## What is needed
For the data below, give the number of lines containing "rank" and nothing more.

## Data shown
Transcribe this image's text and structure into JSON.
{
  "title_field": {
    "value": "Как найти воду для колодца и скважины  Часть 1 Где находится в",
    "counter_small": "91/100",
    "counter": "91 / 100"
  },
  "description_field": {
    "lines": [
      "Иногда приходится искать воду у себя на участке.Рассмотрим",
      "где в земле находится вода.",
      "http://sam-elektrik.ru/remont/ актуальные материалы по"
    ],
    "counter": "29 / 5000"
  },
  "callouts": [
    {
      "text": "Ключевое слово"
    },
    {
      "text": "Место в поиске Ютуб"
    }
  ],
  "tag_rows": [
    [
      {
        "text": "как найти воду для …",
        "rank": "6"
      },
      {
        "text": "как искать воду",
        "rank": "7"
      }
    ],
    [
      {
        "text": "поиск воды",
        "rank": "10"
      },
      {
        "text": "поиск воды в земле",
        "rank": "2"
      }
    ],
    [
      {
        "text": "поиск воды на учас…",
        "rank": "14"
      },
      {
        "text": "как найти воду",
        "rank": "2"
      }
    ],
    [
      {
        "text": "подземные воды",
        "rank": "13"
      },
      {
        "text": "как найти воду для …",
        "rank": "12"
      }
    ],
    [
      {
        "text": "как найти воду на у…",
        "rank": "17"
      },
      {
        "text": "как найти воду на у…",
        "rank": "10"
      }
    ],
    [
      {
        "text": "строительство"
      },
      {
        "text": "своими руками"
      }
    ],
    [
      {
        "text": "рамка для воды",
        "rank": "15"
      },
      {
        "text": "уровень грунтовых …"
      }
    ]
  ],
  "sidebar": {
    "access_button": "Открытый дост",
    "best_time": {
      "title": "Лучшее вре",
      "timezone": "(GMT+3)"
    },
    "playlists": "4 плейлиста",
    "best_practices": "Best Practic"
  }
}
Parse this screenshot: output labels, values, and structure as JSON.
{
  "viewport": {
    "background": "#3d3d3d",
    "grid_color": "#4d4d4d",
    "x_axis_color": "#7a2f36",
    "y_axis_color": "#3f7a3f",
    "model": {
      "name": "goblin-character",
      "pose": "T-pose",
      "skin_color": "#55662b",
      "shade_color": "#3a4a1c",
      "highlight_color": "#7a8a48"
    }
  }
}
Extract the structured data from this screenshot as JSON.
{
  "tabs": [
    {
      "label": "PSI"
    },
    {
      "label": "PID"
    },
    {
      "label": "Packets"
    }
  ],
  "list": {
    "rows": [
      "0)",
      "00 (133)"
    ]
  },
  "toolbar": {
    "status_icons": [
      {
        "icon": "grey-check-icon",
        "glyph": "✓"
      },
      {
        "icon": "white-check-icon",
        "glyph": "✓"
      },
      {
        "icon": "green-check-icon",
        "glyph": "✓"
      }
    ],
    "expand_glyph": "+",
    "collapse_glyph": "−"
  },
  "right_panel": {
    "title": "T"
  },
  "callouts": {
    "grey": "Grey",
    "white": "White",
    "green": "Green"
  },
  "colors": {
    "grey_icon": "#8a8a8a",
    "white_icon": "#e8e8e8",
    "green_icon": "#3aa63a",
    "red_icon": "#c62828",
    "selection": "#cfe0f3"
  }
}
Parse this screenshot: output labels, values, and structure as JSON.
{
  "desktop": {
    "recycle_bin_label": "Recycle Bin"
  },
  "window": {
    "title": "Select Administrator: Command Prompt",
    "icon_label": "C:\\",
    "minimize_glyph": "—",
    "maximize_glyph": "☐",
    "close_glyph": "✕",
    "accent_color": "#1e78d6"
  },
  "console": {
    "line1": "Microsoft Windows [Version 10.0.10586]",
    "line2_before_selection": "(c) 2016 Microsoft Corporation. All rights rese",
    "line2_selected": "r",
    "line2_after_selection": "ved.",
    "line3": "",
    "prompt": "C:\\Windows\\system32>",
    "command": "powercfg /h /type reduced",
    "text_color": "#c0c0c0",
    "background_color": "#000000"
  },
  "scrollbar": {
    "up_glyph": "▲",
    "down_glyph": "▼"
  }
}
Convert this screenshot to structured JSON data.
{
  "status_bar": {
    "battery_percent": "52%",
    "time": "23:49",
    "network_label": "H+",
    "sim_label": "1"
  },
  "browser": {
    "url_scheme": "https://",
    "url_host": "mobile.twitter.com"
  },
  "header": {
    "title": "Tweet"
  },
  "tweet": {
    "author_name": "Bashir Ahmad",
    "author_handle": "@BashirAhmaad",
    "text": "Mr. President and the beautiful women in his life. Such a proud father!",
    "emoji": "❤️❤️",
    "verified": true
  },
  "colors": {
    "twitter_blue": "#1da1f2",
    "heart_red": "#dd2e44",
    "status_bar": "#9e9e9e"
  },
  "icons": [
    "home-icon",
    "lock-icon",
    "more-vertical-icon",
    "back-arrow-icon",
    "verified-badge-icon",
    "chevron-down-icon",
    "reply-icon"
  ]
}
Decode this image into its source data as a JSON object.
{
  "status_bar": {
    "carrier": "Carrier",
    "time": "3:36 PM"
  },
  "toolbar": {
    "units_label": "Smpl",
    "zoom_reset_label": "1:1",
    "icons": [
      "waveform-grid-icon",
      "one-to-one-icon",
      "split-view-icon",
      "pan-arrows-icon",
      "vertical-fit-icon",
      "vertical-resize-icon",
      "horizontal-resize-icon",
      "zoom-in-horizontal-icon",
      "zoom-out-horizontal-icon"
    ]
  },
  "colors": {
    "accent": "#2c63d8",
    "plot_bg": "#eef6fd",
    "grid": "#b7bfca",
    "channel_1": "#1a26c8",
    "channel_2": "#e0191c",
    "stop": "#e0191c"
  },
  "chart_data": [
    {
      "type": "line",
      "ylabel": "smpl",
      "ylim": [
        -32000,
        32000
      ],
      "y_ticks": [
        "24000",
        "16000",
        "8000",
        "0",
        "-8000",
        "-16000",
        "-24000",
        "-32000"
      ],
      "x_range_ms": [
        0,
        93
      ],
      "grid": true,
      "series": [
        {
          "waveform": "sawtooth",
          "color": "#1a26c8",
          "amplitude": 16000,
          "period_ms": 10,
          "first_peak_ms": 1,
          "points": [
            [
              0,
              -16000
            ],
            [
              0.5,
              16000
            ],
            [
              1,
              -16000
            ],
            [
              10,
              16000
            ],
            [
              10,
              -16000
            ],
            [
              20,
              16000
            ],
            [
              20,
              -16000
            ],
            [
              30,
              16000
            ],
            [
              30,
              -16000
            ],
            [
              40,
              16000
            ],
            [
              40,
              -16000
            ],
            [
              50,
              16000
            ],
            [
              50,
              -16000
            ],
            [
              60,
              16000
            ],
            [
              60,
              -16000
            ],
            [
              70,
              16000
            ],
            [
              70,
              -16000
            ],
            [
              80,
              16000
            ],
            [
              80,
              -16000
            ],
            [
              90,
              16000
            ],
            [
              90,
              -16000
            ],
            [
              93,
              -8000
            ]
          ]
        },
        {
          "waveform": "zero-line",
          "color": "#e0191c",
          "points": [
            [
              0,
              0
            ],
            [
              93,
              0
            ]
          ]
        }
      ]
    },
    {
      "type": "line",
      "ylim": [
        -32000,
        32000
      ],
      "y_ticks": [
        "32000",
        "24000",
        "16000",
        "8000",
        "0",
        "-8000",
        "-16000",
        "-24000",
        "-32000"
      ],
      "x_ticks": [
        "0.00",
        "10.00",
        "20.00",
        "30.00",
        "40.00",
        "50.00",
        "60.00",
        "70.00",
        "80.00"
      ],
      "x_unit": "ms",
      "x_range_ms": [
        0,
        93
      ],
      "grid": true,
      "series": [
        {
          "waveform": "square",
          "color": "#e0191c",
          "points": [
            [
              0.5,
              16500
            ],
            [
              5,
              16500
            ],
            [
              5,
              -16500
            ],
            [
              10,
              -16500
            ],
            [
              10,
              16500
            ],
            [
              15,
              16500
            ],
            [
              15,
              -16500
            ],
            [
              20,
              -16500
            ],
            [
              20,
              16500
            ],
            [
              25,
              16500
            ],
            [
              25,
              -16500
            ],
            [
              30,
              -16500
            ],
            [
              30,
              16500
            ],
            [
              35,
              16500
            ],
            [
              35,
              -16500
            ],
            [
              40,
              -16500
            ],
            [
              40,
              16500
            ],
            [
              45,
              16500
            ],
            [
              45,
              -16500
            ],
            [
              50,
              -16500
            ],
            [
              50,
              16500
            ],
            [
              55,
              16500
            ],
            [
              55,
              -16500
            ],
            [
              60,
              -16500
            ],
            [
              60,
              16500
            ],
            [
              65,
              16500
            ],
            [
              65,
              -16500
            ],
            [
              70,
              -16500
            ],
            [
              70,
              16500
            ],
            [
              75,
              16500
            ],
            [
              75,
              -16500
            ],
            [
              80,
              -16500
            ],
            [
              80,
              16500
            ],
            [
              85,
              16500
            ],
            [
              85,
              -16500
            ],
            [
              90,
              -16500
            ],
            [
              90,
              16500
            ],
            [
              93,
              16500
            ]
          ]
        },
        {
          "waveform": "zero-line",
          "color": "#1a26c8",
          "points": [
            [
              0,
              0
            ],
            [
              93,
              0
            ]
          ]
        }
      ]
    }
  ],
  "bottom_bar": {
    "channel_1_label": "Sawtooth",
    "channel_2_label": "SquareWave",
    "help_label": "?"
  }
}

## Response below
11